** WHAT NEEDS TO BE DONE **
Search term "действия": copy each line of the records that contains it.
=== Section Start ===
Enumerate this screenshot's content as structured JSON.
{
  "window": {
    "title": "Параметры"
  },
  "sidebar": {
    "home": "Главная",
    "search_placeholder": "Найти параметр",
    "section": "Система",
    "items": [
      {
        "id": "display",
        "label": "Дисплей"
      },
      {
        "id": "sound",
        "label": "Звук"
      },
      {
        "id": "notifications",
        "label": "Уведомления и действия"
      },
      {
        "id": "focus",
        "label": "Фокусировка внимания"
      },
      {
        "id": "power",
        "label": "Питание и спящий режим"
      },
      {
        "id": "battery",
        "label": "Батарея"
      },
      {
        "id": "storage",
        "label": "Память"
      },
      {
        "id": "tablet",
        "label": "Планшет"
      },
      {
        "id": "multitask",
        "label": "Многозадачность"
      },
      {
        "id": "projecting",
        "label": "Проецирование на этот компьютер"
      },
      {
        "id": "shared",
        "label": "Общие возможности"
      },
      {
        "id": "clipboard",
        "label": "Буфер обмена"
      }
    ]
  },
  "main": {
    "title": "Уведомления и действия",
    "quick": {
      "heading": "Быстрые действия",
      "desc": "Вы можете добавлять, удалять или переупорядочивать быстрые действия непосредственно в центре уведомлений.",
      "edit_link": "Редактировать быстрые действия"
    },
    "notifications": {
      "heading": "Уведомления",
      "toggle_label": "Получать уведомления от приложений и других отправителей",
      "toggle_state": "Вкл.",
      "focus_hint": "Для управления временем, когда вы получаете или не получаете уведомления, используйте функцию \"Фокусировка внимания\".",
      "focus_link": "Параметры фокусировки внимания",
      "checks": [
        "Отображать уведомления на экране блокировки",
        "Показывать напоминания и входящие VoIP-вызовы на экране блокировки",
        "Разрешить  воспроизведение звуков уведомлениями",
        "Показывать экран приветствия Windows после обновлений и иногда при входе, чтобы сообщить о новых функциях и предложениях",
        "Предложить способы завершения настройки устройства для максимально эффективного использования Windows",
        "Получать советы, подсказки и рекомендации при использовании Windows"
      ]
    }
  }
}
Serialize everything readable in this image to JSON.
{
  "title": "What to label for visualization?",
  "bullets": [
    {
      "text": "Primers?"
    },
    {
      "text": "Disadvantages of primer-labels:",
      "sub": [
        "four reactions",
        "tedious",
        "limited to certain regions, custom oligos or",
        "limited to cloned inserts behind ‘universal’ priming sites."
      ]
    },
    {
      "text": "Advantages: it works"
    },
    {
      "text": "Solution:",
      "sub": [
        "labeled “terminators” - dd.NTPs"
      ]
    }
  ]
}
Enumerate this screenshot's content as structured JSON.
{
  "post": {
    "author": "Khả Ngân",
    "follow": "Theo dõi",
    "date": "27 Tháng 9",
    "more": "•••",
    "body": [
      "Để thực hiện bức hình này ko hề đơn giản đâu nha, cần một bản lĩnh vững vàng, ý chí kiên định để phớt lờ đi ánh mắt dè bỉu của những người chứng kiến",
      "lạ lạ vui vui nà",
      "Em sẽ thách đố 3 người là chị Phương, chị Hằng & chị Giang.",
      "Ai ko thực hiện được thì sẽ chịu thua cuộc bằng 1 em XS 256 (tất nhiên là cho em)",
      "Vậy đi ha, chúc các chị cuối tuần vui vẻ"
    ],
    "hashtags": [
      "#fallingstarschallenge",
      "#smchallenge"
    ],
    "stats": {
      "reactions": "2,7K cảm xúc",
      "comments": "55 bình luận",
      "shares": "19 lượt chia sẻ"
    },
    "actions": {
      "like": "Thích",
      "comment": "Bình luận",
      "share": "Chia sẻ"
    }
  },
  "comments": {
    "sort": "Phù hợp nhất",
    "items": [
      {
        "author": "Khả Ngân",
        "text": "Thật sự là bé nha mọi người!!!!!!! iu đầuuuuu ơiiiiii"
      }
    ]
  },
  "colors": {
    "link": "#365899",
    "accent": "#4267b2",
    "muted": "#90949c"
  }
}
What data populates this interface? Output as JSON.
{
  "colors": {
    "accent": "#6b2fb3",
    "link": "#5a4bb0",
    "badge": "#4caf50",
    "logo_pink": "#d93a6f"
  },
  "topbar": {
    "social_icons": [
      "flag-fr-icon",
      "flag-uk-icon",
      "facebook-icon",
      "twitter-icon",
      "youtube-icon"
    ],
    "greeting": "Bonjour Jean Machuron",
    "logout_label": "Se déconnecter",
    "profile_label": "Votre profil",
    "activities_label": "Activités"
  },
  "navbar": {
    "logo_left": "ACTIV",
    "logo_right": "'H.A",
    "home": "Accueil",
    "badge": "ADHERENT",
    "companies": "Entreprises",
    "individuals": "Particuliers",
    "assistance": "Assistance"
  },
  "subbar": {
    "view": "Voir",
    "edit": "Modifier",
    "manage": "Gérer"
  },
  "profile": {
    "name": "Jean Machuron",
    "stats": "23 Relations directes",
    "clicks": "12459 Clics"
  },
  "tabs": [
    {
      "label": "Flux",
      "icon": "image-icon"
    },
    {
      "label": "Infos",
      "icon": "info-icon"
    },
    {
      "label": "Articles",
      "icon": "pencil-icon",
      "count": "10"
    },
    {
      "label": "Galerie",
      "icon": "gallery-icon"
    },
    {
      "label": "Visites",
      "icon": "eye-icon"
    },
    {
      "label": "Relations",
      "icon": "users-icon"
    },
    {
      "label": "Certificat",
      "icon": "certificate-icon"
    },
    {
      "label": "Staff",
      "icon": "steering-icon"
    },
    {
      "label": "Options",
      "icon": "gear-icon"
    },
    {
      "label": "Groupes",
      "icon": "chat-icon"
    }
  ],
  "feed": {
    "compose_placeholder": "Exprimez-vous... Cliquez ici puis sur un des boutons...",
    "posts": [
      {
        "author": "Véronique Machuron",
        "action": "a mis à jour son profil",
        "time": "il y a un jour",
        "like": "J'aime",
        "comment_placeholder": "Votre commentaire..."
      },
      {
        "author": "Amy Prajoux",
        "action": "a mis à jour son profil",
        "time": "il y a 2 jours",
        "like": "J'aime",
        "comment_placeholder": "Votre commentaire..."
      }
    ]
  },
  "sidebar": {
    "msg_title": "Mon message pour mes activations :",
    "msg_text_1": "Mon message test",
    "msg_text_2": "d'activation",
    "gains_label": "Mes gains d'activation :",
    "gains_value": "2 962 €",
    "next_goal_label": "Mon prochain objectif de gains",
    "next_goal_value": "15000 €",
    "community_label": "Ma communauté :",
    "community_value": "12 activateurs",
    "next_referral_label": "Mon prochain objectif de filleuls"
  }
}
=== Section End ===
** RESULT FOR THIS EXERCISE **
        "label": "Уведомления и действия"
    "title": "Уведомления и действия",
      "heading": "Быстрые действия",
      "desc": "Вы можете добавлять, удалять или переупорядочивать быстрые действия непосредственно в центре уведомлений.",
      "edit_link": "Редактировать быстрые действия"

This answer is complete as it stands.